##### DATA TO USE

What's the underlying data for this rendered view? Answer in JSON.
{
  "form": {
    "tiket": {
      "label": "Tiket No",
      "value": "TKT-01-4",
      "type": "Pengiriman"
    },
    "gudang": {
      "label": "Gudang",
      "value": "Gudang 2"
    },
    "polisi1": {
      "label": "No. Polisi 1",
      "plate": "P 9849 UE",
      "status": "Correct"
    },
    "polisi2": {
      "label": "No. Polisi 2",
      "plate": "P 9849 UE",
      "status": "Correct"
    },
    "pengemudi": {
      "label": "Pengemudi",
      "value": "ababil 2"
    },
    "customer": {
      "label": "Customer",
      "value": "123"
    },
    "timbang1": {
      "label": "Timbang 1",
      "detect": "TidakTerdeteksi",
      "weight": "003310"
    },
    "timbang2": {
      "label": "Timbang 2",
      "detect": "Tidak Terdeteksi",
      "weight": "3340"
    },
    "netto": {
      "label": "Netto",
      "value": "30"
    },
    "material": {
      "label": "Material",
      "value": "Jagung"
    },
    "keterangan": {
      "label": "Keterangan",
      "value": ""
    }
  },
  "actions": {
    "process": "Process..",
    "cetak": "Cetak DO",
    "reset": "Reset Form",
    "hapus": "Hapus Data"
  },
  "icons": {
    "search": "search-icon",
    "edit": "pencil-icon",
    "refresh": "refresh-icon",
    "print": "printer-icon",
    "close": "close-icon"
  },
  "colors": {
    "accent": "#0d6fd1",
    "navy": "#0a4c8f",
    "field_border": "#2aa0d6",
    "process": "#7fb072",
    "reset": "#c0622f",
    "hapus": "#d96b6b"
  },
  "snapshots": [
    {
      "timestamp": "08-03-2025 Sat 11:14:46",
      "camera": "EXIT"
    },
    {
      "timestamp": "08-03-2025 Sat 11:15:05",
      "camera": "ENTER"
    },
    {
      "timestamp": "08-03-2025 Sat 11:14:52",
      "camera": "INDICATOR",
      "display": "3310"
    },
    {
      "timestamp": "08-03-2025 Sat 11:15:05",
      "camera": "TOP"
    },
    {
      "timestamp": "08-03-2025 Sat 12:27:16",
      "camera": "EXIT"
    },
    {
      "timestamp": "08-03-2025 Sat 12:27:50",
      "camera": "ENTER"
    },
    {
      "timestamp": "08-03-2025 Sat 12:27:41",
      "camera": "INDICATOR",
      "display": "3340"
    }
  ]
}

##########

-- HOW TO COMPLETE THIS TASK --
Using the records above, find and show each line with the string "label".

-- SOLUTION TO THE EXERCISE --
      "label": "Tiket No",
      "label": "Gudang",
      "label": "No. Polisi 1",
      "label": "No. Polisi 2",
      "label": "Pengemudi",
      "label": "Customer",
      "label": "Timbang 1",
      "label": "Timbang 2",
      "label": "Netto",
      "label": "Material",
      "label": "Keterangan",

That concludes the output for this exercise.